London, England (CNN) -- A new study has provided more evidence that using common disinfectants could promote the growth of antibiotic-resistant superbugs.
Antibiotic resistance is considered a major health issue. Overuse of antibiotics is known to give rise to antibiotic resistance, but disinfectants could produce the same effect, according to research by the National University of Ireland, published in the January 2010 issue of the journal "Microbiology."
Researchers grew a bacteria associated with hospital-acquired infections in the presence of a common disinfectant and found that the bacteria became 12 times less susceptible to the disinfectant.
But they also found that the same bacteria became 256 times more resistant to a widely used antibiotic -- ciprofloxacin -- even though the bacteria had never been exposed to it.
Lead researcher Gerard Fleming told CNN that it was "a worrying finding, especially in critical care areas."
He said that the bacteria had adapted to pump out both the disinfectant and antibiotic from their cells, as well as showing a DNA mutation that made them resistant to ciprofloxacin-type antibiotics.
The researchers also found that the resistant strain outgrew the non-resistant strain in the presence of low levels of disinfectant. Fleming said it meant that residue from overly diluted disinfectants left on hospital surfaces might promote the growth of antibiotic-resistant bacteria.
"This is really worrying," Fleming told CNN. "Where you've got residual levels of low concentrations of disinfectant and the resistant organisms are present, they become dominant in the environment."
George Allen, from Oregon Health and Science University in the United States, told CNN that other studies have linked the use of disinfectants to antibiotic resistance, although some have produced conflicting results.
"There's a lot of discussion as to which disinfectants should be used in hospitals," Allen told CNN. "The most immediate concern would be resistance to a particular disinfectant, but these investigators showed the use of a disinfectant caused resistance to an antibiotic.

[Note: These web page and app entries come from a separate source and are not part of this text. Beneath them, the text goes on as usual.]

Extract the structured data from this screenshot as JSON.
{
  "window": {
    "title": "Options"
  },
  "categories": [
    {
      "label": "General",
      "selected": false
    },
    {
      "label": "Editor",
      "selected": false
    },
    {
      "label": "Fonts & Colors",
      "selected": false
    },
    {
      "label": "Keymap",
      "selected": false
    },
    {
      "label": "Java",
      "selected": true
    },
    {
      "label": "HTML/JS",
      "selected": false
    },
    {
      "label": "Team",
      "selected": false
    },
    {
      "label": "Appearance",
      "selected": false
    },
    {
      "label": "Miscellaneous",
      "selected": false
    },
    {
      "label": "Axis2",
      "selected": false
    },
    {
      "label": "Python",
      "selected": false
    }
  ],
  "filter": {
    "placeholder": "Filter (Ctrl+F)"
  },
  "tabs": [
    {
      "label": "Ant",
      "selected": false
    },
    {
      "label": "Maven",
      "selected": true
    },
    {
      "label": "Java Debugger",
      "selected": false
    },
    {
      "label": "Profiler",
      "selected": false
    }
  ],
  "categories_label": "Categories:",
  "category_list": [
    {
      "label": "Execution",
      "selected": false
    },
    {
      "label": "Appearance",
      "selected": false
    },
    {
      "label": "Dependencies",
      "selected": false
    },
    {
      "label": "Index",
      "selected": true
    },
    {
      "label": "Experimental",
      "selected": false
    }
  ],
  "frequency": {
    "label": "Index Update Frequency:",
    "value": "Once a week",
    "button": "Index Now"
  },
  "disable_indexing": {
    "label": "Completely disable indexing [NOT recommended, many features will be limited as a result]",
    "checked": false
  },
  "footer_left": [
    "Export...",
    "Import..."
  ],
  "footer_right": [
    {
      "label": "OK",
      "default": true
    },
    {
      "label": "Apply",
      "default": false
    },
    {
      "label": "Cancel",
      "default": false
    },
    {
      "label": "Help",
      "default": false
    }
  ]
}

"It's these more unexpected effects that a disinfectant can have on existing antibiotics that I would say is the more serious long-term consequence."
The bacteria tested, Pseudomonas aeruginosa, is a known threat for people with an impaired immune system, and is a major problem in burns units, according to Fleming. He said that the disinfectant used in the study, benzalkonium chloride, is found in many commercial and hospital preparations.
Fleming told CNN that disinfectants are an essential first line of defense to prevent the spread of bacteria in hospitals, with antibiotics the second line of defense, to be used against bacteria that survive the disinfectant and infect patients. By creating cross-resistance, there was a risk of losing both defenses, he said.
"I'm not saying don't use disinfectants," he said. "They have to be used in hospitals and food preparation areas."
"But it is essential that they are used at the correct concentration," he continued.
Fleming added that when using disinfectants at home, it is essential to leave them on a surface for long enough for them to kill bacteria, and to vary the disinfectants used, to prevent organisms from becoming less susceptible to the disinfectant.